ASSIGNMENT. In the listing, find every line that has the string "price" and copy it.

GIVEN RECORDS.
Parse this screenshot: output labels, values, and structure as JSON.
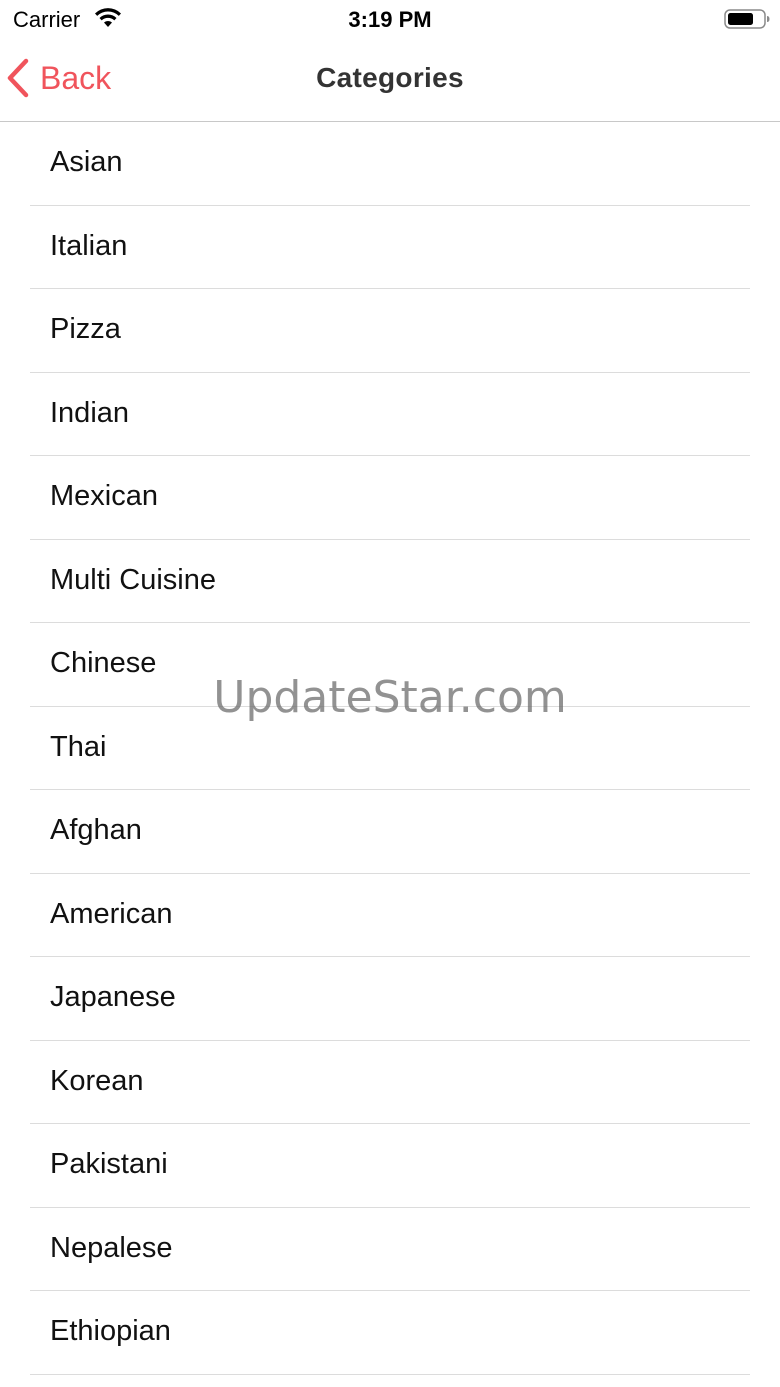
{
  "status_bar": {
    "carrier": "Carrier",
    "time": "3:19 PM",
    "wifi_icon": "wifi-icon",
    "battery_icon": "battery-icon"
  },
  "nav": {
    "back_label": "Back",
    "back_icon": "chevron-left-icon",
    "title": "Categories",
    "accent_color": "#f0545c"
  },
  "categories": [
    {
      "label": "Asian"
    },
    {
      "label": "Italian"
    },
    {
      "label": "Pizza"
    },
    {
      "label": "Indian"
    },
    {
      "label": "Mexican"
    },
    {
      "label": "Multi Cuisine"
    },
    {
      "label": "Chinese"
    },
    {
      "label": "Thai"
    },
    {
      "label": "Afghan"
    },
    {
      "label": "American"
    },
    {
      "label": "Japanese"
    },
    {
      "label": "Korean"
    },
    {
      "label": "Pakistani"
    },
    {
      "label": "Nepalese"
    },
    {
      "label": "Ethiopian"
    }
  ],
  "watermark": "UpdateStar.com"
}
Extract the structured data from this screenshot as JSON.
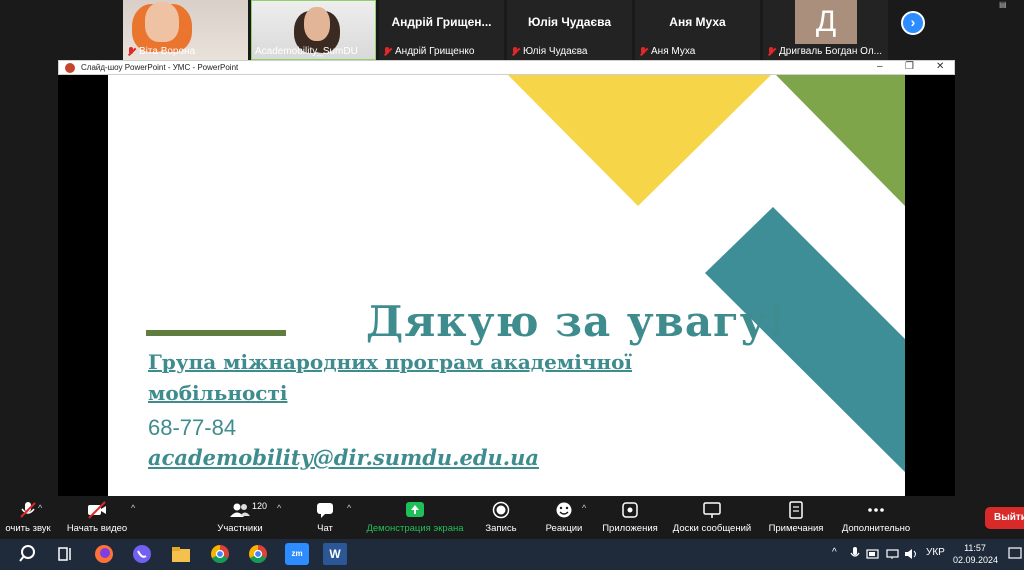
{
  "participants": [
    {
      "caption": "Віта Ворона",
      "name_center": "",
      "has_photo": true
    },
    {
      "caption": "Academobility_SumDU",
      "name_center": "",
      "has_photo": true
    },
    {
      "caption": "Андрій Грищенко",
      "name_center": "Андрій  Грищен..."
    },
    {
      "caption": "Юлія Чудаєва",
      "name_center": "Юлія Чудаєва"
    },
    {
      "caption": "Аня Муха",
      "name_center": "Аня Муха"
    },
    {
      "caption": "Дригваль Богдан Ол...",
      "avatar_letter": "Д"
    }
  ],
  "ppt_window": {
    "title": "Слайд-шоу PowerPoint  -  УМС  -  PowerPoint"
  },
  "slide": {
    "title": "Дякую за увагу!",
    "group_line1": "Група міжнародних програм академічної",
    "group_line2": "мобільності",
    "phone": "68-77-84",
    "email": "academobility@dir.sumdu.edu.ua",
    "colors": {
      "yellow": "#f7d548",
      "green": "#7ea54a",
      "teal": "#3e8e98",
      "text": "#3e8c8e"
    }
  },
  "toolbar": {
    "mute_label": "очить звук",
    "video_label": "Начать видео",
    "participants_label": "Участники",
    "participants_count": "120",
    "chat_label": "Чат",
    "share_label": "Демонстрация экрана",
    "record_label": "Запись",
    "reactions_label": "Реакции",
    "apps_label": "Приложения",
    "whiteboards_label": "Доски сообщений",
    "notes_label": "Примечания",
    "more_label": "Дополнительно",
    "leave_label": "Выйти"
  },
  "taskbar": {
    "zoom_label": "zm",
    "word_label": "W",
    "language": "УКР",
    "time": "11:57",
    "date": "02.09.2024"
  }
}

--

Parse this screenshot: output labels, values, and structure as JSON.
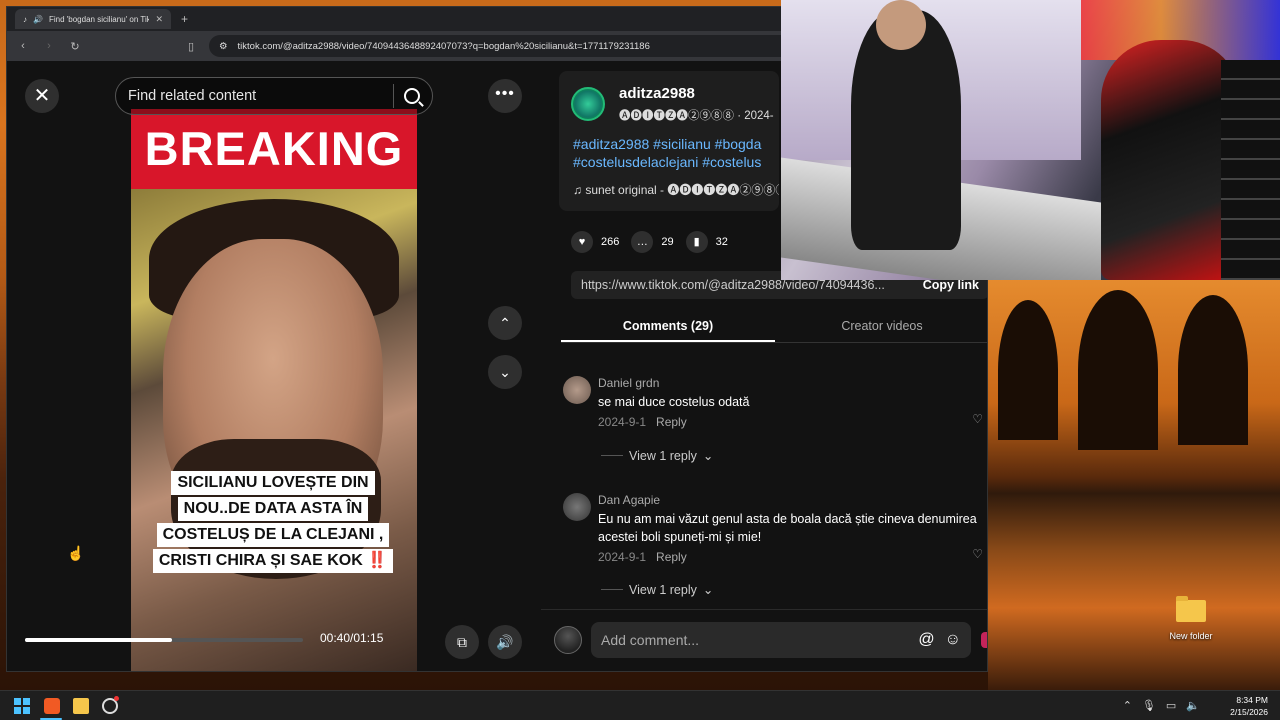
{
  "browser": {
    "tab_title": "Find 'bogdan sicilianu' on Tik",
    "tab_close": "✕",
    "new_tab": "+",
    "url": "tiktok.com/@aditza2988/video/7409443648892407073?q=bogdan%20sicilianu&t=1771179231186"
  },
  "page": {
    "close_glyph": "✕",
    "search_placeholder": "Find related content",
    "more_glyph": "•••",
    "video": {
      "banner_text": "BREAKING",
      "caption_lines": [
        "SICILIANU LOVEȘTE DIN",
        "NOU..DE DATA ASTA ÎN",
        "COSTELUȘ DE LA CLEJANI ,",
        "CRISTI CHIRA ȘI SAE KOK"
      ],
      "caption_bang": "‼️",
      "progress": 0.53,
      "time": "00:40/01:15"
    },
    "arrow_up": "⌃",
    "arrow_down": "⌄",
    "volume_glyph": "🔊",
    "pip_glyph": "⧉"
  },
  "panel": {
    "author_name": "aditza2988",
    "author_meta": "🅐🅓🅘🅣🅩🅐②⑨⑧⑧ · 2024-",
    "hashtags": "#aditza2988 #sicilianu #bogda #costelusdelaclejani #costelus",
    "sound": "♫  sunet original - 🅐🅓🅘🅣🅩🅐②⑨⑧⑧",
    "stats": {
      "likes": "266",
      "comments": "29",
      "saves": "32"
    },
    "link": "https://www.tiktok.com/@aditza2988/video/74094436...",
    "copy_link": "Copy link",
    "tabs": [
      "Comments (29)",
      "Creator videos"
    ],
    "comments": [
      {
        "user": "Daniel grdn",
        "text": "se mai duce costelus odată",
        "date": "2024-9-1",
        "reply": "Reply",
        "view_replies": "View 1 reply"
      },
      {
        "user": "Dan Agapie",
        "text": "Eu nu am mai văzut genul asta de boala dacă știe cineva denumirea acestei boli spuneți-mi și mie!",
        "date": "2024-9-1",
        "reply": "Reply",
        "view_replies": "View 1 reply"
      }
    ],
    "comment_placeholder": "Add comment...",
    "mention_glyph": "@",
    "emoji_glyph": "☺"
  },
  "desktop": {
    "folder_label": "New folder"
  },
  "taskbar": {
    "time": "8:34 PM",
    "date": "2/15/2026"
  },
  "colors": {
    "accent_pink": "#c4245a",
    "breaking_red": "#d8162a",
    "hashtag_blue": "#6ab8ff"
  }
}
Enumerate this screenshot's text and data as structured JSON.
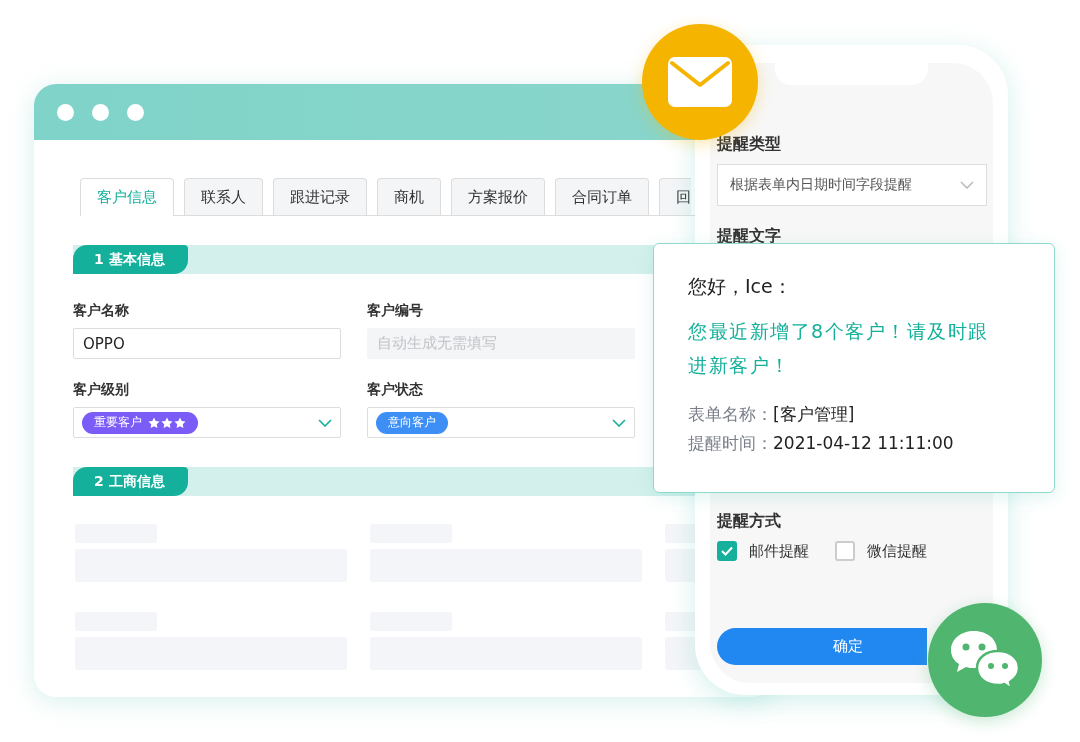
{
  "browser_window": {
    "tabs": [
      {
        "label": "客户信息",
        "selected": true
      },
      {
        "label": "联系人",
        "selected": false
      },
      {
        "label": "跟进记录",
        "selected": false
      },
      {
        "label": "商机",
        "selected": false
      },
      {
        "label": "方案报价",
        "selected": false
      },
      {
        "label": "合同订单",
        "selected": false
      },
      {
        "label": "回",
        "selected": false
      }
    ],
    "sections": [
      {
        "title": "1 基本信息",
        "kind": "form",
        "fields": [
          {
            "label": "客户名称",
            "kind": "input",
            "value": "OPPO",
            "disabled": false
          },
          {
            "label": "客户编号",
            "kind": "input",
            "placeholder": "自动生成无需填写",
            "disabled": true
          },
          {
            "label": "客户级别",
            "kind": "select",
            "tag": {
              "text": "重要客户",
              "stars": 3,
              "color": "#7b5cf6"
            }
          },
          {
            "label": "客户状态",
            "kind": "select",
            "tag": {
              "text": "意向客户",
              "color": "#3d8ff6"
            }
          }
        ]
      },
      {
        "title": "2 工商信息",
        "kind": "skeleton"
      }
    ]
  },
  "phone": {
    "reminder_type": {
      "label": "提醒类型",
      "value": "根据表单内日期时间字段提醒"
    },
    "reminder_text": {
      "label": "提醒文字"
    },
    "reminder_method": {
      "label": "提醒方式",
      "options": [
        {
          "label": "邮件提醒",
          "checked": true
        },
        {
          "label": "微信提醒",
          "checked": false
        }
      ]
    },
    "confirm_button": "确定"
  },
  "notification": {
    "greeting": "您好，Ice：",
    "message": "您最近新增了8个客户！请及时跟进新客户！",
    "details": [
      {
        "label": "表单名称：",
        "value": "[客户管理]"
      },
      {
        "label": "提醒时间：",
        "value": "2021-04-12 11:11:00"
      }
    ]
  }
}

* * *

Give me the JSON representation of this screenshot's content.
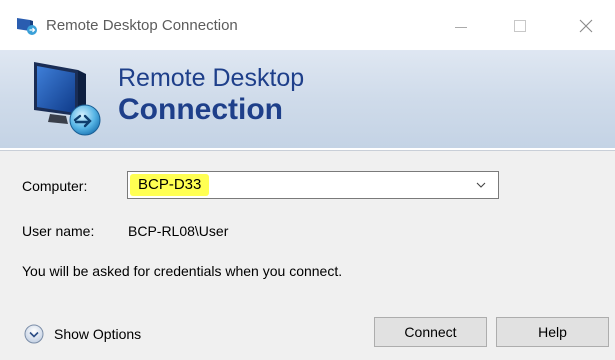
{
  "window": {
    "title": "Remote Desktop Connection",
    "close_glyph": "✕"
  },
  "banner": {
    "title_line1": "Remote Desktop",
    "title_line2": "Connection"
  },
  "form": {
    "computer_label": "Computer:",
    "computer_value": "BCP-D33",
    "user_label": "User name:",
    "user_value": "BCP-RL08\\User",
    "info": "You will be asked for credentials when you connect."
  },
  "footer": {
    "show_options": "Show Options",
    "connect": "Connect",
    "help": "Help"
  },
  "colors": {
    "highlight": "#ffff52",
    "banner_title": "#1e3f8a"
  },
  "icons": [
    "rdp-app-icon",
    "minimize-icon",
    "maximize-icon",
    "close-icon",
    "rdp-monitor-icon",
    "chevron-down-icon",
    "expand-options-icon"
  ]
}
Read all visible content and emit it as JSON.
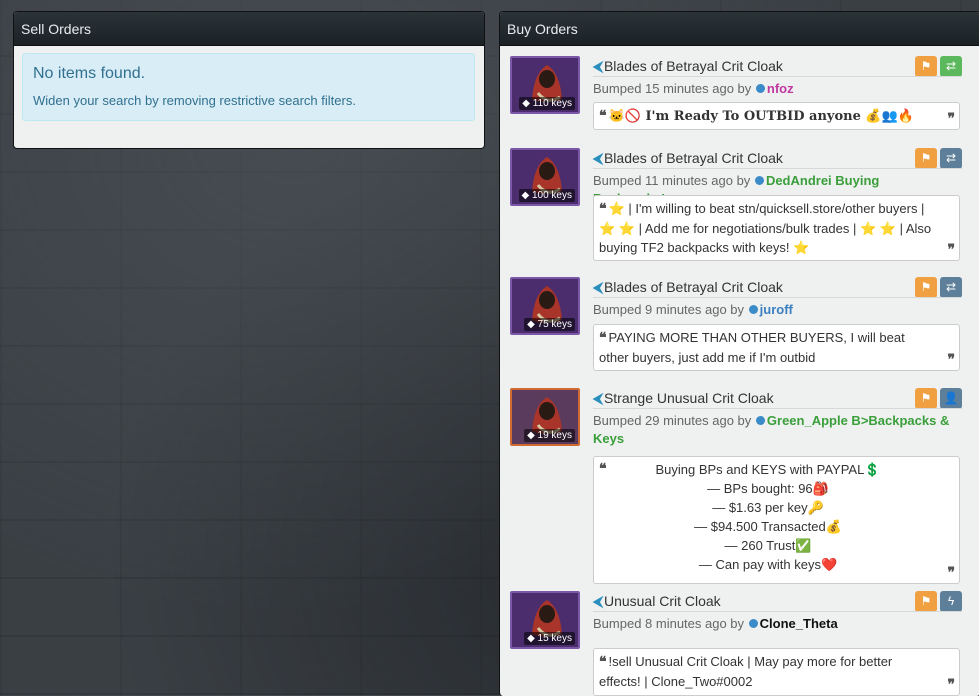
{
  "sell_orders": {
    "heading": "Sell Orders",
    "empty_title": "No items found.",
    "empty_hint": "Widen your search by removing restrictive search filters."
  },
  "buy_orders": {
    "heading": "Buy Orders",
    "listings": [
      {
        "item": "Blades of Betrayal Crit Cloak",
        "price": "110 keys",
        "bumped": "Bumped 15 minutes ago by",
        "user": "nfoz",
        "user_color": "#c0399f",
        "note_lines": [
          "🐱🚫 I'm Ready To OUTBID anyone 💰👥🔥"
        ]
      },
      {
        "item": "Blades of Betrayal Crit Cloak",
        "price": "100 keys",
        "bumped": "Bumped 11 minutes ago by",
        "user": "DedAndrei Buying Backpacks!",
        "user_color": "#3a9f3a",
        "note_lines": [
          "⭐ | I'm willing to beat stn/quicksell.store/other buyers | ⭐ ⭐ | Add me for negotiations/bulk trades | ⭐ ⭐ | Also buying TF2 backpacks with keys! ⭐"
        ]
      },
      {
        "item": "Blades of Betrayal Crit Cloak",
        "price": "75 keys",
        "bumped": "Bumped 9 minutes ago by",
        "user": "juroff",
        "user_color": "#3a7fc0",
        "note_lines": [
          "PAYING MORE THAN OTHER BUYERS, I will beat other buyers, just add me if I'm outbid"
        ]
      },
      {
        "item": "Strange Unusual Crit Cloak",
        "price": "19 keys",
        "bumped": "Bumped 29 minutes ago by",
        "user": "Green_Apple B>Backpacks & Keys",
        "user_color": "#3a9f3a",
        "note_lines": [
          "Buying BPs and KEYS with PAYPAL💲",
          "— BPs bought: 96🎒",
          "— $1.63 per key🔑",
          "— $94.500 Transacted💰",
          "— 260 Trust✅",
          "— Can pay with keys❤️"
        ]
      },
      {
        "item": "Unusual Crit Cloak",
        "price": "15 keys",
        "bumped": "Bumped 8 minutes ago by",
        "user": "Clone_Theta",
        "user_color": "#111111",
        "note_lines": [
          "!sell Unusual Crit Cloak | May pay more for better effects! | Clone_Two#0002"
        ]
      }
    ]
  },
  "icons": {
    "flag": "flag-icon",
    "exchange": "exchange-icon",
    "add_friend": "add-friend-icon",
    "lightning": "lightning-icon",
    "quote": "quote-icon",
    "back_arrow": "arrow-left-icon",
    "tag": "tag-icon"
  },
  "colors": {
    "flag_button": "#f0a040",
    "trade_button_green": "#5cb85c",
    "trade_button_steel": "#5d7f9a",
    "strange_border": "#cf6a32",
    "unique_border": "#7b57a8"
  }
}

OUTPUT OF THE EXERCISE.
        "price": "110 keys",
        "price": "100 keys",
        "price": "75 keys",
        "price": "19 keys",
        "price": "15 keys",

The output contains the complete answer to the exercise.